• [EXERCISE PROMPT]:
Without omitting anything, copy the data exactly.

══ GIVEN INFORMATION ══

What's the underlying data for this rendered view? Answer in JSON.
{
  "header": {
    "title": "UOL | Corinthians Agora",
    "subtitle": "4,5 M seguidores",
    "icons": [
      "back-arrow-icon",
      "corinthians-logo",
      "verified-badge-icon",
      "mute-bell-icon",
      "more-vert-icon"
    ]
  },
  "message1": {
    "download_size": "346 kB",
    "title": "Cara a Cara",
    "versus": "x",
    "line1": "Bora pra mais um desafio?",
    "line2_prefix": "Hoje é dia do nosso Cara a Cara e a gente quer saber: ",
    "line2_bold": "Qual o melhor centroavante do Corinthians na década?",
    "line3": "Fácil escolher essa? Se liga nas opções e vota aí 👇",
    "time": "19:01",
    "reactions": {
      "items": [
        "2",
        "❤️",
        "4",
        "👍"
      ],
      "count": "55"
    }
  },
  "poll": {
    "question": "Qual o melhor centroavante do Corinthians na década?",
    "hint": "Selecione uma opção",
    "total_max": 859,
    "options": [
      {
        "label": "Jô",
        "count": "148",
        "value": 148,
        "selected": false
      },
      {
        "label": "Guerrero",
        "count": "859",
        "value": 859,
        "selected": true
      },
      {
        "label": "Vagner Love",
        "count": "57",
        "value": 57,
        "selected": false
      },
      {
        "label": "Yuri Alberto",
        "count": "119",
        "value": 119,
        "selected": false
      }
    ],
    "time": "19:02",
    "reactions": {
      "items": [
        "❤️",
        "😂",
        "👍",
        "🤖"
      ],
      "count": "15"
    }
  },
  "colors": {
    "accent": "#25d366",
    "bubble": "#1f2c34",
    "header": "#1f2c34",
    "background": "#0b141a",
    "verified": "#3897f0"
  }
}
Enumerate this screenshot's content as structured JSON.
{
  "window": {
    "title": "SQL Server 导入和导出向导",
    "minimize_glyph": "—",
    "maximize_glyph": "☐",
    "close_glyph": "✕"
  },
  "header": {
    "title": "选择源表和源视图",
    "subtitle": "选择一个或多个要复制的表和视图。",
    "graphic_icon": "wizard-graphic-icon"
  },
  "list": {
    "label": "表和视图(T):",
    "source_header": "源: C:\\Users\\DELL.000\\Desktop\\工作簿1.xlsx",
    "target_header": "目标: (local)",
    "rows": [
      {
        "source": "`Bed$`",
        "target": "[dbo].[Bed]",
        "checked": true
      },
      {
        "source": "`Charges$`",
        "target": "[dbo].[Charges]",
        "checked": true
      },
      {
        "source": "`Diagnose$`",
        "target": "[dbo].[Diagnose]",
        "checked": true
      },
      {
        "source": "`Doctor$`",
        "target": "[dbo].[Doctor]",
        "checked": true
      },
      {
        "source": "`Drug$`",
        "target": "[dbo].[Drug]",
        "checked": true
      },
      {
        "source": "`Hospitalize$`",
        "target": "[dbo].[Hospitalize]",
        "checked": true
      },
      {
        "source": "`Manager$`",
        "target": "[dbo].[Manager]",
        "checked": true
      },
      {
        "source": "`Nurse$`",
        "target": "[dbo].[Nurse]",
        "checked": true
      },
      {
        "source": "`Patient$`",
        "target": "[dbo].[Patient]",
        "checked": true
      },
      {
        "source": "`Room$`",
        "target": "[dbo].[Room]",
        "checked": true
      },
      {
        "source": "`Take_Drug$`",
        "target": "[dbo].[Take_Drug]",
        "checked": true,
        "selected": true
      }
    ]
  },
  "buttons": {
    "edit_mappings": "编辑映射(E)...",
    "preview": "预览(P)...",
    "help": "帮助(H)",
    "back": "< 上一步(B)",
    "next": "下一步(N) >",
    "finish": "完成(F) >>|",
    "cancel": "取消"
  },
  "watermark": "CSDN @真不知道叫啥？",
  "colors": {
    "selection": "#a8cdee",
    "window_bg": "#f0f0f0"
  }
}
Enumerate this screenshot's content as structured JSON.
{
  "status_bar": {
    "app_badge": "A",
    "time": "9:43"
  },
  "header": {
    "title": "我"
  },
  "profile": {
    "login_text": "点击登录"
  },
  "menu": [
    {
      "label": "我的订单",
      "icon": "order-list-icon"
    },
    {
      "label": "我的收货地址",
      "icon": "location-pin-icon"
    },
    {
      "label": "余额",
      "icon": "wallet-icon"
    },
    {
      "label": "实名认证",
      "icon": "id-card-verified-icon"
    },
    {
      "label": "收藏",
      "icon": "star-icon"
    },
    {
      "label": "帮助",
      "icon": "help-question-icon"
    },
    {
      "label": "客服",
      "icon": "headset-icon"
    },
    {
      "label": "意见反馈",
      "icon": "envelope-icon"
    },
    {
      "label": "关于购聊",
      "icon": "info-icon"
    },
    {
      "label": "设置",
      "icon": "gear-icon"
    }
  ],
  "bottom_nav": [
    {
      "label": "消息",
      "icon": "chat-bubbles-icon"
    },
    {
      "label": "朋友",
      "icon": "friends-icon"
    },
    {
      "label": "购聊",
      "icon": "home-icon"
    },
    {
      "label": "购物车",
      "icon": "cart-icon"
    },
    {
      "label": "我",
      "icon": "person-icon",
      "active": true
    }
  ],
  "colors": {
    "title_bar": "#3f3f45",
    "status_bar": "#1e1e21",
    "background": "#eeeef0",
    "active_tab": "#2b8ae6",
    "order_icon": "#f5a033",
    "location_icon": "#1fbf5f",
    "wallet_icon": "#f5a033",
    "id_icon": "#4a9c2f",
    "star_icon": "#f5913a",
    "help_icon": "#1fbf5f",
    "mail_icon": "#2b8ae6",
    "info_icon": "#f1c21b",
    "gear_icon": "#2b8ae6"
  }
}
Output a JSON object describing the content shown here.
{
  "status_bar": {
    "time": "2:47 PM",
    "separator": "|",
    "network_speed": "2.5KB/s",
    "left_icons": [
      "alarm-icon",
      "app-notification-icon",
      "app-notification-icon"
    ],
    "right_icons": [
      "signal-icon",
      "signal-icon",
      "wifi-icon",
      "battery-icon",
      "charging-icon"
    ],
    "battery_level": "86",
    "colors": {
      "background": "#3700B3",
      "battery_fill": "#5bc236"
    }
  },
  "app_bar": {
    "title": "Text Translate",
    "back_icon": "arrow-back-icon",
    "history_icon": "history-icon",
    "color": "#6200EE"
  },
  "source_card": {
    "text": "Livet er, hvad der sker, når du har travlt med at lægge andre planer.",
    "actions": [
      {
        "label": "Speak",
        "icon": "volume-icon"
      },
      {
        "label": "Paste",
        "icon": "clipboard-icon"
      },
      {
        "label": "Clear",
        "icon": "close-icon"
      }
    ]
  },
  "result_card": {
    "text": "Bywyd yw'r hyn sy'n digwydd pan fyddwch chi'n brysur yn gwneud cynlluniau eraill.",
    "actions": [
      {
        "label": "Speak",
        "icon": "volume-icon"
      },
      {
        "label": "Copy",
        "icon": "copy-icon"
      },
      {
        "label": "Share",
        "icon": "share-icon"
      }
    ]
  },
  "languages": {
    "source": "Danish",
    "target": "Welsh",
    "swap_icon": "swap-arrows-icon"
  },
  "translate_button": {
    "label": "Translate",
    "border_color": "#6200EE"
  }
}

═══

• [PROBLEM SOLUTION]:
What's the underlying data for this rendered view? Answer in JSON.
{
  "header": {
    "title": "UOL | Corinthians Agora",
    "subtitle": "4,5 M seguidores",
    "icons": [
      "back-arrow-icon",
      "corinthians-logo",
      "verified-badge-icon",
      "mute-bell-icon",
      "more-vert-icon"
    ]
  },
  "message1": {
    "download_size": "346 kB",
    "title": "Cara a Cara",
    "versus": "x",
    "line1": "Bora pra mais um desafio?",
    "line2_prefix": "Hoje é dia do nosso Cara a Cara e a gente quer saber: ",
    "line2_bold": "Qual o melhor centroavante do Corinthians na década?",
    "line3": "Fácil escolher essa? Se liga nas opções e vota aí 👇",
    "time": "19:01",
    "reactions": {
      "items": [
        "2",
        "❤️",
        "4",
        "👍"
      ],
      "count": "55"
    }
  },
  "poll": {
    "question": "Qual o melhor centroavante do Corinthians na década?",
    "hint": "Selecione uma opção",
    "total_max": 859,
    "options": [
      {
        "label": "Jô",
        "count": "148",
        "value": 148,
        "selected": false
      },
      {
        "label": "Guerrero",
        "count": "859",
        "value": 859,
        "selected": true
      },
      {
        "label": "Vagner Love",
        "count": "57",
        "value": 57,
        "selected": false
      },
      {
        "label": "Yuri Alberto",
        "count": "119",
        "value": 119,
        "selected": false
      }
    ],
    "time": "19:02",
    "reactions": {
      "items": [
        "❤️",
        "😂",
        "👍",
        "🤖"
      ],
      "count": "15"
    }
  },
  "colors": {
    "accent": "#25d366",
    "bubble": "#1f2c34",
    "header": "#1f2c34",
    "background": "#0b141a",
    "verified": "#3897f0"
  }
}
Enumerate this screenshot's content as structured JSON.
{
  "window": {
    "title": "SQL Server 导入和导出向导",
    "minimize_glyph": "—",
    "maximize_glyph": "☐",
    "close_glyph": "✕"
  },
  "header": {
    "title": "选择源表和源视图",
    "subtitle": "选择一个或多个要复制的表和视图。",
    "graphic_icon": "wizard-graphic-icon"
  },
  "list": {
    "label": "表和视图(T):",
    "source_header": "源: C:\\Users\\DELL.000\\Desktop\\工作簿1.xlsx",
    "target_header": "目标: (local)",
    "rows": [
      {
        "source": "`Bed$`",
        "target": "[dbo].[Bed]",
        "checked": true
      },
      {
        "source": "`Charges$`",
        "target": "[dbo].[Charges]",
        "checked": true
      },
      {
        "source": "`Diagnose$`",
        "target": "[dbo].[Diagnose]",
        "checked": true
      },
      {
        "source": "`Doctor$`",
        "target": "[dbo].[Doctor]",
        "checked": true
      },
      {
        "source": "`Drug$`",
        "target": "[dbo].[Drug]",
        "checked": true
      },
      {
        "source": "`Hospitalize$`",
        "target": "[dbo].[Hospitalize]",
        "checked": true
      },
      {
        "source": "`Manager$`",
        "target": "[dbo].[Manager]",
        "checked": true
      },
      {
        "source": "`Nurse$`",
        "target": "[dbo].[Nurse]",
        "checked": true
      },
      {
        "source": "`Patient$`",
        "target": "[dbo].[Patient]",
        "checked": true
      },
      {
        "source": "`Room$`",
        "target": "[dbo].[Room]",
        "checked": true
      },
      {
        "source": "`Take_Drug$`",
        "target": "[dbo].[Take_Drug]",
        "checked": true,
        "selected": true
      }
    ]
  },
  "buttons": {
    "edit_mappings": "编辑映射(E)...",
    "preview": "预览(P)...",
    "help": "帮助(H)",
    "back": "< 上一步(B)",
    "next": "下一步(N) >",
    "finish": "完成(F) >>|",
    "cancel": "取消"
  },
  "watermark": "CSDN @真不知道叫啥？",
  "colors": {
    "selection": "#a8cdee",
    "window_bg": "#f0f0f0"
  }
}
Enumerate this screenshot's content as structured JSON.
{
  "status_bar": {
    "app_badge": "A",
    "time": "9:43"
  },
  "header": {
    "title": "我"
  },
  "profile": {
    "login_text": "点击登录"
  },
  "menu": [
    {
      "label": "我的订单",
      "icon": "order-list-icon"
    },
    {
      "label": "我的收货地址",
      "icon": "location-pin-icon"
    },
    {
      "label": "余额",
      "icon": "wallet-icon"
    },
    {
      "label": "实名认证",
      "icon": "id-card-verified-icon"
    },
    {
      "label": "收藏",
      "icon": "star-icon"
    },
    {
      "label": "帮助",
      "icon": "help-question-icon"
    },
    {
      "label": "客服",
      "icon": "headset-icon"
    },
    {
      "label": "意见反馈",
      "icon": "envelope-icon"
    },
    {
      "label": "关于购聊",
      "icon": "info-icon"
    },
    {
      "label": "设置",
      "icon": "gear-icon"
    }
  ],
  "bottom_nav": [
    {
      "label": "消息",
      "icon": "chat-bubbles-icon"
    },
    {
      "label": "朋友",
      "icon": "friends-icon"
    },
    {
      "label": "购聊",
      "icon": "home-icon"
    },
    {
      "label": "购物车",
      "icon": "cart-icon"
    },
    {
      "label": "我",
      "icon": "person-icon",
      "active": true
    }
  ],
  "colors": {
    "title_bar": "#3f3f45",
    "status_bar": "#1e1e21",
    "background": "#eeeef0",
    "active_tab": "#2b8ae6",
    "order_icon": "#f5a033",
    "location_icon": "#1fbf5f",
    "wallet_icon": "#f5a033",
    "id_icon": "#4a9c2f",
    "star_icon": "#f5913a",
    "help_icon": "#1fbf5f",
    "mail_icon": "#2b8ae6",
    "info_icon": "#f1c21b",
    "gear_icon": "#2b8ae6"
  }
}
Output a JSON object describing the content shown here.
{
  "status_bar": {
    "time": "2:47 PM",
    "separator": "|",
    "network_speed": "2.5KB/s",
    "left_icons": [
      "alarm-icon",
      "app-notification-icon",
      "app-notification-icon"
    ],
    "right_icons": [
      "signal-icon",
      "signal-icon",
      "wifi-icon",
      "battery-icon",
      "charging-icon"
    ],
    "battery_level": "86",
    "colors": {
      "background": "#3700B3",
      "battery_fill": "#5bc236"
    }
  },
  "app_bar": {
    "title": "Text Translate",
    "back_icon": "arrow-back-icon",
    "history_icon": "history-icon",
    "color": "#6200EE"
  },
  "source_card": {
    "text": "Livet er, hvad der sker, når du har travlt med at lægge andre planer.",
    "actions": [
      {
        "label": "Speak",
        "icon": "volume-icon"
      },
      {
        "label": "Paste",
        "icon": "clipboard-icon"
      },
      {
        "label": "Clear",
        "icon": "close-icon"
      }
    ]
  },
  "result_card": {
    "text": "Bywyd yw'r hyn sy'n digwydd pan fyddwch chi'n brysur yn gwneud cynlluniau eraill.",
    "actions": [
      {
        "label": "Speak",
        "icon": "volume-icon"
      },
      {
        "label": "Copy",
        "icon": "copy-icon"
      },
      {
        "label": "Share",
        "icon": "share-icon"
      }
    ]
  },
  "languages": {
    "source": "Danish",
    "target": "Welsh",
    "swap_icon": "swap-arrows-icon"
  },
  "translate_button": {
    "label": "Translate",
    "border_color": "#6200EE"
  }
}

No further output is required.